» **Exercise prompt**
Search the records for the string "true" and return each line that has it.

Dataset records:

┏━━

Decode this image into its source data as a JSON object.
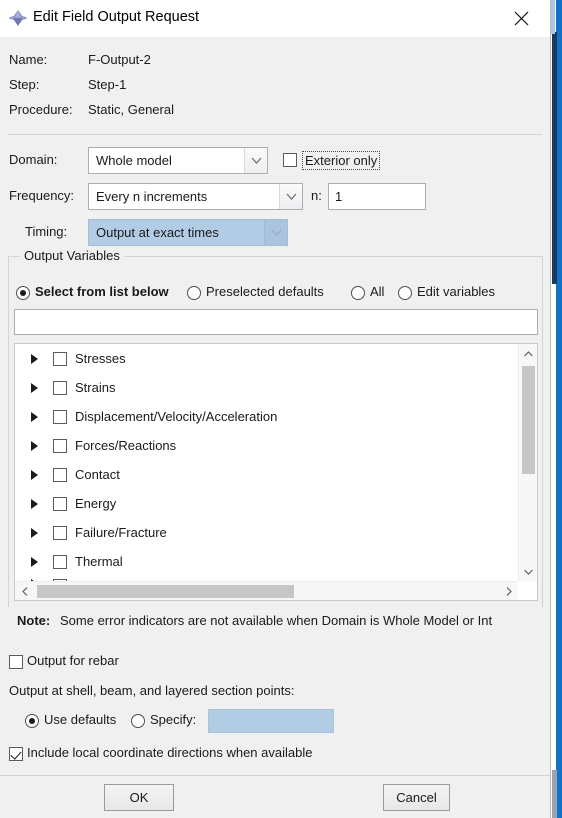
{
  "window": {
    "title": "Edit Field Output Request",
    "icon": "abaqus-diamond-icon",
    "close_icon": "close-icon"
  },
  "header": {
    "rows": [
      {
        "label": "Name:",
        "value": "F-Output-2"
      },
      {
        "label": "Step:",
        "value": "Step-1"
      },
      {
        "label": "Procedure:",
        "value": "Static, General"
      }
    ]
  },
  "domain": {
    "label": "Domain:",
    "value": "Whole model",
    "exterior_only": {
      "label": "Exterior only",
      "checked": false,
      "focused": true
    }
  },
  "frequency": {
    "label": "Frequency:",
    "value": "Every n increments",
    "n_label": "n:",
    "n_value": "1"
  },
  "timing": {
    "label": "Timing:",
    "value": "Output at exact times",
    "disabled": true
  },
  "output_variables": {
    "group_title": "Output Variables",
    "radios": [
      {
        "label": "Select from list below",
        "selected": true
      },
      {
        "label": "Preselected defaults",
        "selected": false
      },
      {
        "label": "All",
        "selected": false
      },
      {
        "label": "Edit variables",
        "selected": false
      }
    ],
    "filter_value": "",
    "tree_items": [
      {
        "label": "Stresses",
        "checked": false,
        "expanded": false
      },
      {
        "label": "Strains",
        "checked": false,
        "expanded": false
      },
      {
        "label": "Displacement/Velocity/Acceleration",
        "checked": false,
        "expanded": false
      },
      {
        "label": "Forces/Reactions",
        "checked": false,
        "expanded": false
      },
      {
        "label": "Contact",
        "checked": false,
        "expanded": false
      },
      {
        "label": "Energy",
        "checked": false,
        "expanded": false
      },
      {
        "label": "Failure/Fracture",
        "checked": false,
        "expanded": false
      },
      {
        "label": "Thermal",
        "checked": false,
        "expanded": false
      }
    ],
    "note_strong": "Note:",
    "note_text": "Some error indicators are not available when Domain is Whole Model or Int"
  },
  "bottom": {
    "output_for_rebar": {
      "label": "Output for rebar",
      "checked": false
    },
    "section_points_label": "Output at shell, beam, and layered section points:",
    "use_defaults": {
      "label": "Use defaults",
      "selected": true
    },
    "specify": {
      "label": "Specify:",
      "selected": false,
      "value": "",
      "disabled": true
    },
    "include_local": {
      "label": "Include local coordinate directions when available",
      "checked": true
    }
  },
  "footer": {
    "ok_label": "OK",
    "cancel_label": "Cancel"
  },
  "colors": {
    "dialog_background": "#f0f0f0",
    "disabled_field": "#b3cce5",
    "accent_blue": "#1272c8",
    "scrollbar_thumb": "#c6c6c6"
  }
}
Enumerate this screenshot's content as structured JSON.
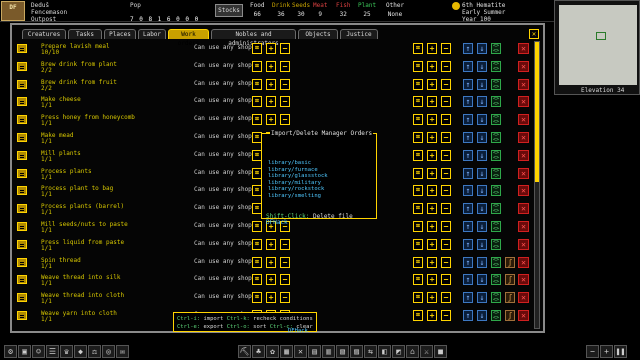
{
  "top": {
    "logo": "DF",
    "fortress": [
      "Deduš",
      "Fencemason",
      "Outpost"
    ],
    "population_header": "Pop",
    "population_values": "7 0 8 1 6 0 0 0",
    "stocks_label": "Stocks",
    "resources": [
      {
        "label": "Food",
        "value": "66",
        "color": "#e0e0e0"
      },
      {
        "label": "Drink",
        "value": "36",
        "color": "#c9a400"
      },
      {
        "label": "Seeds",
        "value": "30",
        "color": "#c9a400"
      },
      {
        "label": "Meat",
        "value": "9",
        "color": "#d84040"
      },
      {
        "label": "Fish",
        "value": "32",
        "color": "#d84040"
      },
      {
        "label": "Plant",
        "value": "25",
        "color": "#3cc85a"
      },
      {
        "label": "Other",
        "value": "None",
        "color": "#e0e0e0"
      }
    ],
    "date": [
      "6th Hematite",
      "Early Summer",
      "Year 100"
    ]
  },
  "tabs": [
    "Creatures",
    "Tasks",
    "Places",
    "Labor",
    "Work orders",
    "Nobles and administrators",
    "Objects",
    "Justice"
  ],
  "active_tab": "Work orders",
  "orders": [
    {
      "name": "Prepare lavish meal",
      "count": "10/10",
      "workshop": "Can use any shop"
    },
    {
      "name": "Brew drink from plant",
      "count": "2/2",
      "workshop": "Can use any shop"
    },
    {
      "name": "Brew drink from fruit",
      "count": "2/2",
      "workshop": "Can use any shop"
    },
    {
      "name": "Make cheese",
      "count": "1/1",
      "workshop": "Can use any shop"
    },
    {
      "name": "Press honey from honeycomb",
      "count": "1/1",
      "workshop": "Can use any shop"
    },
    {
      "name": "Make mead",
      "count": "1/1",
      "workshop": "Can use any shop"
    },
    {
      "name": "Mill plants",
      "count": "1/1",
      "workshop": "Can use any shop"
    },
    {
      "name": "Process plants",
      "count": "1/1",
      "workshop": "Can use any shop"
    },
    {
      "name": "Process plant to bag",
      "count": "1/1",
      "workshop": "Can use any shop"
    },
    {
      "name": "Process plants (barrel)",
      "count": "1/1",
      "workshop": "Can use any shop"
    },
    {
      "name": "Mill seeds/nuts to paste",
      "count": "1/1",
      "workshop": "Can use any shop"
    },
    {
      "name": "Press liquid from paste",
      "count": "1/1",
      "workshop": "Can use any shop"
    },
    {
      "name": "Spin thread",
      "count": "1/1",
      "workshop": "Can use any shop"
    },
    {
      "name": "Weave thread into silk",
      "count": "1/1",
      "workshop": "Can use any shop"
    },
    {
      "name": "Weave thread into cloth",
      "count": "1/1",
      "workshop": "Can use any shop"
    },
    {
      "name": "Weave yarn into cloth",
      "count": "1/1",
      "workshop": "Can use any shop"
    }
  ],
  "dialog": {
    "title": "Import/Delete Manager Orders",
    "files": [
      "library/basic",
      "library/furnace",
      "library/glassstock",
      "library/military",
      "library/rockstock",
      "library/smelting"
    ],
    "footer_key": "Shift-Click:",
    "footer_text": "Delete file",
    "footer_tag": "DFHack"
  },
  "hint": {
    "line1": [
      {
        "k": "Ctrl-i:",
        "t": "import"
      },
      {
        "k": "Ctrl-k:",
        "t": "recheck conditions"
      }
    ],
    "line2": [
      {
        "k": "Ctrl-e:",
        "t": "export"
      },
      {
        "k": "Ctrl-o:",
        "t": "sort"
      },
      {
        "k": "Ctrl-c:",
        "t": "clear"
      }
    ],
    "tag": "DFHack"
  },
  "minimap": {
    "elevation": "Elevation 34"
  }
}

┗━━
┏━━

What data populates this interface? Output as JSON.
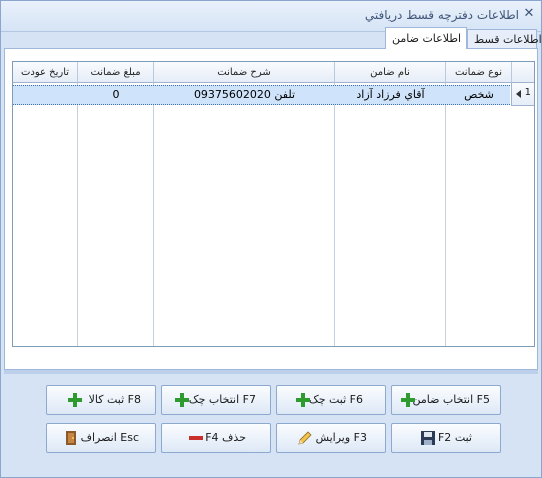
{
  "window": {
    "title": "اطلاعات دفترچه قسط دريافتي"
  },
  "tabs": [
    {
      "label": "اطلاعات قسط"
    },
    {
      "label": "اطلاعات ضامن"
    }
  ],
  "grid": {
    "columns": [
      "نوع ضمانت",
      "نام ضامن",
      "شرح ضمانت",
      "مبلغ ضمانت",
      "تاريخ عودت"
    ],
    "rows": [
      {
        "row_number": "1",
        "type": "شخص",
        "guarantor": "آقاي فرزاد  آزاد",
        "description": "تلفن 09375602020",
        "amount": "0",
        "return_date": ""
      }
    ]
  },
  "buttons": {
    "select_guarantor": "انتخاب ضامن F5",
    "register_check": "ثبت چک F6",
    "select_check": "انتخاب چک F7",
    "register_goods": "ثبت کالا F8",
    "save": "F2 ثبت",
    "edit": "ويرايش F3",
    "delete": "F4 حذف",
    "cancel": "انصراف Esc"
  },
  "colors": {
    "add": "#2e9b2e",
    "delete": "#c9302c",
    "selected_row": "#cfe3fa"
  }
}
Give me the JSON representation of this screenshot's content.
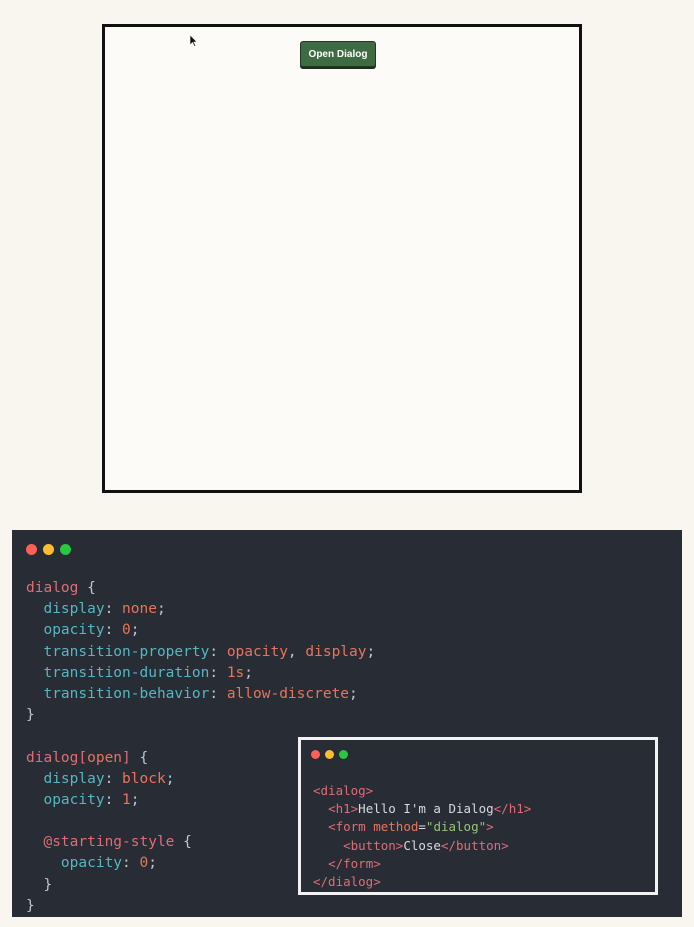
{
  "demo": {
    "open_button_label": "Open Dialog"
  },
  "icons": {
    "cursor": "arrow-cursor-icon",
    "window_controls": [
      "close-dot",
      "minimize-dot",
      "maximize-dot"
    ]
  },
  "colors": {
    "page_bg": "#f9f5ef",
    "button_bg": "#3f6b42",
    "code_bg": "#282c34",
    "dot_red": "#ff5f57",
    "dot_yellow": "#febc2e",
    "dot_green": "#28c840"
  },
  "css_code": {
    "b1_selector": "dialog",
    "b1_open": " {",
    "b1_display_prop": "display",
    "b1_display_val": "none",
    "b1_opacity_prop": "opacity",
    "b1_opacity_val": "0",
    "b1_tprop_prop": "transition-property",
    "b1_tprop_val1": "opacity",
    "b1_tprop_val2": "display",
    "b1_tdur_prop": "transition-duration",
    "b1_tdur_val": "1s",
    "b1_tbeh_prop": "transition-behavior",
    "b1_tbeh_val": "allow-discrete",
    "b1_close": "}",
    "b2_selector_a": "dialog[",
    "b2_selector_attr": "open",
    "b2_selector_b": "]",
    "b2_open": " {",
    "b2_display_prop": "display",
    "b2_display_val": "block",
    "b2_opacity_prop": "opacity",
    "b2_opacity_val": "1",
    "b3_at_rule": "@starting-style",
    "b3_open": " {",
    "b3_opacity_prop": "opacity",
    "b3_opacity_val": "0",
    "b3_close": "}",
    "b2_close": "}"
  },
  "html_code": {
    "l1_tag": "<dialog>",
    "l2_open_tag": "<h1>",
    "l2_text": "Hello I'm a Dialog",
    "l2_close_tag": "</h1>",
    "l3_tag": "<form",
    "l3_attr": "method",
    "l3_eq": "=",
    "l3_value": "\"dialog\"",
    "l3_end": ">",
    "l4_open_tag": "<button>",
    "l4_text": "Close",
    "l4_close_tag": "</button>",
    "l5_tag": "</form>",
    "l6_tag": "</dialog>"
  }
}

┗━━

» **Exercise output**
      "focused": true
    "disabled": true
        "selected": true
      "selected": true
      "disabled": true
      "checked": true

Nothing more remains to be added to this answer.